The Commedia elements are especially visible.
Commedia dell’arte is a form of theater, which originated in Italy and featured inspired, off-the-cuff improvisation by a small troupe of actors.
Commedia performances involved short sketches around characters who were well-known stereotypes — for example, the cowardly soldier, the clever servant, and the skin flint master with a roaming eye — all of which one can see in many Shakespearean characterizations.
It is also full of slapstick, puns and double entendre
You’re more familiar with Commedia, and thus with Adair’s handling of Shakespeare, than you might know: much of the comedy to which we’re exposed on television, both in sitcoms and sketch shows, is Commedia at heart.
Both “I Love Lucy” and “Saturday Night Live” owe their existence to Commedia.
Adair’s biggest challenge in transposing Shakespeare’s version of “Twelfth Night,” or What You Will, into “Twelfth Night,” or laissez les bons temps rouler, was handling the variety of southern dialects audiences will hear actors speak.
The rhythms French-English Cajun, New Orleans Yat, and “classical ol’ time southern,” sometimes do and do not gibe well with Shakespeare’s rhythms.

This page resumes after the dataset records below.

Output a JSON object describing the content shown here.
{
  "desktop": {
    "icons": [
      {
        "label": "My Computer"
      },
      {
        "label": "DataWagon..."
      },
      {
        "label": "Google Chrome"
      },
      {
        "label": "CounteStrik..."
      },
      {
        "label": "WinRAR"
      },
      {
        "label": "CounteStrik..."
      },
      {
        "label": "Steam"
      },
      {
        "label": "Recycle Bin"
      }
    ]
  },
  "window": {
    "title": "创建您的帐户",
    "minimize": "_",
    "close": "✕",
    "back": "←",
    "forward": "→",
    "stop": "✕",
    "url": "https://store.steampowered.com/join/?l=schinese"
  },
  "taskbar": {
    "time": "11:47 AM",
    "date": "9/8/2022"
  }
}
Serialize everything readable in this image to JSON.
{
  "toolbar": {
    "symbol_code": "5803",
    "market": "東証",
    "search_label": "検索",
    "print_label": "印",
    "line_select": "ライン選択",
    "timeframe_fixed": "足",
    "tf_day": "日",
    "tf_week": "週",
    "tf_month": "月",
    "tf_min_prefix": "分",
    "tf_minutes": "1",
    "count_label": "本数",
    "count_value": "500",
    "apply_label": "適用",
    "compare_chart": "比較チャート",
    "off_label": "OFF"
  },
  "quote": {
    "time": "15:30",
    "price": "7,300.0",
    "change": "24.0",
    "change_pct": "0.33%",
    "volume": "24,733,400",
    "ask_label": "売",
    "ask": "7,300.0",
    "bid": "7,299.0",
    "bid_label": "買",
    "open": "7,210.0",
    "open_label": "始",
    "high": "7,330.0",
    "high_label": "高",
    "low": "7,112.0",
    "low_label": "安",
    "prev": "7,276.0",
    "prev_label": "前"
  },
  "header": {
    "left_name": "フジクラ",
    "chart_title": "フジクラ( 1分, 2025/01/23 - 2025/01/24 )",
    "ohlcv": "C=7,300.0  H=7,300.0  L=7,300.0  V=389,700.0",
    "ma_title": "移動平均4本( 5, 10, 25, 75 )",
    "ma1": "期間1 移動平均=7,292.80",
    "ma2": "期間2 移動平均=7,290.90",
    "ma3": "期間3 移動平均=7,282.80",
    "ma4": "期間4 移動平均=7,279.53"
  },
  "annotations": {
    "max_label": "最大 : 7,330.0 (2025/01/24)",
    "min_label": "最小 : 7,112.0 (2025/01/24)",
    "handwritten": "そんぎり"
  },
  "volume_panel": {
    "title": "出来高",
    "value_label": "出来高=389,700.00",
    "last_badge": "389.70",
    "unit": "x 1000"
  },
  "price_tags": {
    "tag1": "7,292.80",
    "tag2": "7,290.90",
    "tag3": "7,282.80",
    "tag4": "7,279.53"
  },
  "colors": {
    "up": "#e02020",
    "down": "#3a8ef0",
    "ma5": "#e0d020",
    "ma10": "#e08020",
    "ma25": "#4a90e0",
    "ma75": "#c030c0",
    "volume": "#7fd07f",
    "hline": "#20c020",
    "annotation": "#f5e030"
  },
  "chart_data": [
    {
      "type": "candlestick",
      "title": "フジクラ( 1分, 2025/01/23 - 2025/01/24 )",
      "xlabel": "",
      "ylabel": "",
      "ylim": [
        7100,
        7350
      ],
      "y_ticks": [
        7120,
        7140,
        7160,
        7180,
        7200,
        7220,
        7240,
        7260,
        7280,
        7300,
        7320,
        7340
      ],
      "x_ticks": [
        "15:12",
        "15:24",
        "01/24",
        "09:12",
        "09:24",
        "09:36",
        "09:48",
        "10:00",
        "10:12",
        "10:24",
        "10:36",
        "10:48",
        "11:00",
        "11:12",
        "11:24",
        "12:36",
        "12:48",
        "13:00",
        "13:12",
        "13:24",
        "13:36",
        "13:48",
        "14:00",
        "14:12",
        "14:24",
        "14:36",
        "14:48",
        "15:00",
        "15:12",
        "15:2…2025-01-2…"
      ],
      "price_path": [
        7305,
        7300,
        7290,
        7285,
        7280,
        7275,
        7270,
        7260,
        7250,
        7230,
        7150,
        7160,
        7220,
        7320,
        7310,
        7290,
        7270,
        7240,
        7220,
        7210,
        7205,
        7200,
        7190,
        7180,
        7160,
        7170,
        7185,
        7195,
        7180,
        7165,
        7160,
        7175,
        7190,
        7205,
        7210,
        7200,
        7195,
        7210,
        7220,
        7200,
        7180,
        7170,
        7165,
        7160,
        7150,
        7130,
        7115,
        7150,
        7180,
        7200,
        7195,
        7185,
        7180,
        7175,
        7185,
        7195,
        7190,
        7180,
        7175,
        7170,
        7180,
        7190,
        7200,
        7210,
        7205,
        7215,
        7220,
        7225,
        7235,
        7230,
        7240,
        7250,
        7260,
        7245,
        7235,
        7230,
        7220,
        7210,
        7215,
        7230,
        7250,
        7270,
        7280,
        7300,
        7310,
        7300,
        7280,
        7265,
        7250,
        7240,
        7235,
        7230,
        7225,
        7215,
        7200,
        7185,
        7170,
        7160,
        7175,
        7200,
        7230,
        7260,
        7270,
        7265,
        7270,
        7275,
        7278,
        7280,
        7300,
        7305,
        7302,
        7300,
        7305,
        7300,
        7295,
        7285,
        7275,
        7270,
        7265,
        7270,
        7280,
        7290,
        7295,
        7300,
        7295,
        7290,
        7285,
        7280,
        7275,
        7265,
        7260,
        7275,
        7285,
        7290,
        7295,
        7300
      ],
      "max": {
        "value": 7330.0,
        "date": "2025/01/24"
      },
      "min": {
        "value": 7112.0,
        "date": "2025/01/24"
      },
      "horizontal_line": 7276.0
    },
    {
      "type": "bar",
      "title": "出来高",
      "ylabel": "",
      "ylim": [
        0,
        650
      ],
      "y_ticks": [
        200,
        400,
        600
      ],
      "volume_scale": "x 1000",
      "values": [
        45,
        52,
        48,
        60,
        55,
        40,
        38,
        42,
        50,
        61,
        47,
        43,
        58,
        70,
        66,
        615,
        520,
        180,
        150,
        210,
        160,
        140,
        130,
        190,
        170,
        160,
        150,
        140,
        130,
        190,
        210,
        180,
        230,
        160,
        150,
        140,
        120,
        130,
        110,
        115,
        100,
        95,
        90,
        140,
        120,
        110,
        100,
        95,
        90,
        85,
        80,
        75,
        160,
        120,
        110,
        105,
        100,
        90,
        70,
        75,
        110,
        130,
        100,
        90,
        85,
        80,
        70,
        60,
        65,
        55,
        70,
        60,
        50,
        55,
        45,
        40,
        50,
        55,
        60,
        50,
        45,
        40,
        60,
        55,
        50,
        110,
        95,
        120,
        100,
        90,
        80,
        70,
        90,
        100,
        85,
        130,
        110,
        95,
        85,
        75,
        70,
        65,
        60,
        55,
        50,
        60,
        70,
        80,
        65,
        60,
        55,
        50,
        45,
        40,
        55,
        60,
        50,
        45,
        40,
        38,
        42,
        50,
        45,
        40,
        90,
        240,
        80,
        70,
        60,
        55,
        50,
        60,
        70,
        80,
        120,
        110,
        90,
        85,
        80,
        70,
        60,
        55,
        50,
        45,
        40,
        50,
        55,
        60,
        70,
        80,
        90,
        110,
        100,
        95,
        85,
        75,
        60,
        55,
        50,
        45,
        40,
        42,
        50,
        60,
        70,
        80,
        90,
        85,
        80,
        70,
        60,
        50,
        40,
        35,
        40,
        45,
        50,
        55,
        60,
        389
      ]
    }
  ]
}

“The dialect both works for and rubs against the text. The dialect has to be heightened just as the language itself is,” said Adair. Working with theatrical dialects, “actors need to project and articulate. We have to take liberties, for instance, by keeping our final consonants, or we can’t be understood, otherwise ... But, audiences can still suspend disbelief because they come into the theater with an expectation for heightening already there.
Hearing Cajun English coming out of a lord’s mouth at the top of the show disarms the audience. Then we need to continue to make the dialects funny and understandable.”
Adair’s hope is that with live music by the Crawdaddies, the colorful setting of 1870s Louisiana and the revival of Commedia elements will, above all, entertain Durant audiences, even those audience members may have a very different and dull experience of Shakespeare still lingering in the back of their minds.
“I hope that multiple meanings are found in the play,” Adair said. “But, if it’s fun, then the play has been served, because I think that’s what Shakespeare would have wanted.”
Writer David Millstone plays Malvolio, the egotistical steward who is tricked into believing his master loves him, in OSF’s 2009 production of the play.
(published in The Durant Daily Democrat, July 2009)